Translation Guy Blog
So looks like the London Olympics are lost in translation. No surprise there. Incredible spectacle and amazing feats of athletic prowess, the fail list for the 2012 Olympiad is going gold, if media hype is any indication. First a complete security fail with soldiers filling in for a security vendor missing in action. Then NBC gets its own hashtag #NBCFail for their lousy coverage. Then ringers sent in to fill empty seats, but no one to fill empty London streets. Then the Chinese swimming too fast.
Lots of gold and glory too, I guess, what with Phelps setting down his bong long enough to snatch up more medals, but I got to admit that my interest in the Olympics is the same as my interest in NASCAR. I watch for the crash and burn.
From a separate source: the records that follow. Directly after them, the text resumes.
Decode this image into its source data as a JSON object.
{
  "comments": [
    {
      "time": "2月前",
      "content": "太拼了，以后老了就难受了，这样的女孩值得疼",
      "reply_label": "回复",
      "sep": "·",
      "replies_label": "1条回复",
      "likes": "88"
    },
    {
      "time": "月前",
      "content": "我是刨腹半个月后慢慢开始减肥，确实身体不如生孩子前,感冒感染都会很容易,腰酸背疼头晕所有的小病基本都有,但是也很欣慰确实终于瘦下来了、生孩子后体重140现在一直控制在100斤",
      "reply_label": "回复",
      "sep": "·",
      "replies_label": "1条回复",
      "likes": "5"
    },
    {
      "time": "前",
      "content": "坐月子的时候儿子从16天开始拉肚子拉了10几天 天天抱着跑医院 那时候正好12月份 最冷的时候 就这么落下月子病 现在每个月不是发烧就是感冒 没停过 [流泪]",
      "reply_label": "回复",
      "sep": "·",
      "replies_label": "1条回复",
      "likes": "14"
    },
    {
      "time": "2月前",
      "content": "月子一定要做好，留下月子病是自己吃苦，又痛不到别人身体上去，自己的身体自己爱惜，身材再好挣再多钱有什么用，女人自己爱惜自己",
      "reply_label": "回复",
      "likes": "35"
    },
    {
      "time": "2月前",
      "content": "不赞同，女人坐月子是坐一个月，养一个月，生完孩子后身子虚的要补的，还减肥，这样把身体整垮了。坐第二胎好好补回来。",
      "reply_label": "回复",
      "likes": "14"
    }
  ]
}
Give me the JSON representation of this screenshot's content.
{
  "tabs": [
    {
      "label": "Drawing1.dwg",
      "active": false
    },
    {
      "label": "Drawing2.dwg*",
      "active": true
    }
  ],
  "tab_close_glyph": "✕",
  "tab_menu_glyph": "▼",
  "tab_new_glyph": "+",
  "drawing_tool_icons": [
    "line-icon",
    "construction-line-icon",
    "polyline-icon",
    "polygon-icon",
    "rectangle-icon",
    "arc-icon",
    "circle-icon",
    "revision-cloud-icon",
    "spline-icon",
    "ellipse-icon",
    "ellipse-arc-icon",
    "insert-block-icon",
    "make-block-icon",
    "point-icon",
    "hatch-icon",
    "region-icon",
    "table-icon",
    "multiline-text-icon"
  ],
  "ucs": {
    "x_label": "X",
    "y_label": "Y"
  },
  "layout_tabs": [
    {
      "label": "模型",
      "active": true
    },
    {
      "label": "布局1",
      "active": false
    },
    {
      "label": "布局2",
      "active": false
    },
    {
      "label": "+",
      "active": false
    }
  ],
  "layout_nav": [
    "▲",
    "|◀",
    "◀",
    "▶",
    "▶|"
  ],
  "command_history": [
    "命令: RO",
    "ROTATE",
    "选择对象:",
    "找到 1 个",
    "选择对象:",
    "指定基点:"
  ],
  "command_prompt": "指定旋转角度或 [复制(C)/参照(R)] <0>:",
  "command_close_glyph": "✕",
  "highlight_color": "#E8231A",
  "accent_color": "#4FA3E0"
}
Some may enjoy synchronized swimming but translation fails are my favorite Olympic event by far.
So, for the edification and amusement of translators everywhere, here’s a list of Olympic localization fails.
1. North Korea offended because the South Korean flag was used instead of their own.
2. Pentathlon competitor Jean-Maxence Berrou denied appeal to appear in the games over a translation error in the French version of his application.
3. Westfield Stratford City complex posted “Welcome to London” banners in Arabic that were spelled backwards. “Chris Doyle, director of the Council for Arab-British Understanding, tells Agence France-Presse that, had the banners been in English, it would have been as if they said, N O D N O L O T E M O C L E W.”
4. BBC commenters goof on strange-sounding foreign names. Big surprise that Brits would rank on the foreigners instead of actually rehearsing. On the other hand, it might be asking too much of the British people not to make fun of silly foreign names, since it is a core component of their culture. See video at the conclusion of this post for additional background.
B.J. Epstein condems the English for these translation crimes in the Huffington Post. ‘If a nation is hosting people from all over the world, the host nation has a duty to ensure that everyone understands what is going on. A good translation not only helps with that goal but also suggests that people’s needs are taken seriously into consideration. It implies a level of care that might go a long way in international understanding and cooperation.
“And considering the amount of money spent on the Olympics in London, it wouldn’t have added much to the budget to hire translators. Translation is not a task that can be completed by relying on Google translation software or on a friend of a friend who happens to know a bit of Spanish or Chinese. Translation is a profession and must be treated as such.” Except at sporting events, as anyone who has ever tried to do business with the Yankees organization can tell you.
Translation means, “I care.” Has that been trademarked? If not consider it done. I’ve got to start selling T-shirts. Anyway, Epstein is right on about leaving translators to the pros. And I’m not just saying that because it’s good for business. There are other reasons too, just that none of them come to mind at this instant.